  1. […] a particular time and place for quantitative data, and there’s a particular time and place for qualitative […]

  2. […] like how you regularly update your understanding of your product’s user through qualitative and quantitative user research, you should be doing the same to yourself as a PM. How do you regularly capture feedback about your […]

  3. […] feature prioritization is that it’s not set in stone. As you begin building the product and gathering customer insights from tests or interviews, there may be instances where it makes more sense to pivot from the […]

  4. […] down a few problems you’ve noticed, talk through how you might speak with potential users to validate the problem. You should be as detailed as possible and explain how you might find these users, what questions […]

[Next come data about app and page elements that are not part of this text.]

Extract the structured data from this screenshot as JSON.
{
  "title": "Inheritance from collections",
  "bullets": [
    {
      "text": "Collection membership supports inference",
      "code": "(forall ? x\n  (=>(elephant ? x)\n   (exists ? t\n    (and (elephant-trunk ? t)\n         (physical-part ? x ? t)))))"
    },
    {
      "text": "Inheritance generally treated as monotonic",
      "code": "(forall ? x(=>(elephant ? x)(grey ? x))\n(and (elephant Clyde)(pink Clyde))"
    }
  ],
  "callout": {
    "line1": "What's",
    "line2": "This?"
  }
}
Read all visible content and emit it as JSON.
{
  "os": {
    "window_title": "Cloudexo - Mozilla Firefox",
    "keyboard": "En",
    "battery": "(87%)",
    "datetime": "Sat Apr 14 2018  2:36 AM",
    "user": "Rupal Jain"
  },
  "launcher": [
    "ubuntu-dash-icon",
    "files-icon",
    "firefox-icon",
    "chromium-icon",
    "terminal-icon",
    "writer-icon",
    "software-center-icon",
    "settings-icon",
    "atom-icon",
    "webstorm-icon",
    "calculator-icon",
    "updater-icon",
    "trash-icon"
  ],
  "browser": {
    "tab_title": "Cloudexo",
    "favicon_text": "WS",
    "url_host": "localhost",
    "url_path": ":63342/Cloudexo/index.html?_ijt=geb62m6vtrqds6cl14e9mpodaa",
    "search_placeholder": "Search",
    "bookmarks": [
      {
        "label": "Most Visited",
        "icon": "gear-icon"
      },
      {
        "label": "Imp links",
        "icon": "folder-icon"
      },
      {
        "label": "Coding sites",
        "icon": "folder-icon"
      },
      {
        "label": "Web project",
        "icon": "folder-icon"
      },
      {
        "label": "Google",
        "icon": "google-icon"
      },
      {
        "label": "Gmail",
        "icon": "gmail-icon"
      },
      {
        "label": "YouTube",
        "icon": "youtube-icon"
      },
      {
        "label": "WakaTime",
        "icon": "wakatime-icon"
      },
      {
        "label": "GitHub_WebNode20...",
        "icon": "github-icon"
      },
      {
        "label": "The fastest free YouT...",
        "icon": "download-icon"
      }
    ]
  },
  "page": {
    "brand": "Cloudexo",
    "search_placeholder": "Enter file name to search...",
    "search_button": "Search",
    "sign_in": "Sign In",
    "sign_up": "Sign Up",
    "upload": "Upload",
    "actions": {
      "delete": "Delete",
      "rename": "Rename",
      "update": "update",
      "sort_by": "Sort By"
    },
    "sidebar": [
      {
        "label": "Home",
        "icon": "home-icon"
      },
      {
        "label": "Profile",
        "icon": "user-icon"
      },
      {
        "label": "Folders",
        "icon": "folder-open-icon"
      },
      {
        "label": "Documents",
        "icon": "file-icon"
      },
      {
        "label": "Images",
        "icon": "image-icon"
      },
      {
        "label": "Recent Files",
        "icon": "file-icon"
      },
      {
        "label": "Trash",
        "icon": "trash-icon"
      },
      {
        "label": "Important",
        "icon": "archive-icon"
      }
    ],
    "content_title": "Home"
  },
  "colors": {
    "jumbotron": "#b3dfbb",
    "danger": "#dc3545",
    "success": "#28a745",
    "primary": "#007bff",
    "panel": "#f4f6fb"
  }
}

  5. […] conduct a quick sneak-peek for a new prototype or show feedback from a recent user test. The goal here is to inform executives on what kinds of questions the product team is tackling, and […]

  6. […] managers should play a key role in handling objections, because product managers have qualitative insights from user research, backed by quantitative product metrics and data across their entire existing […]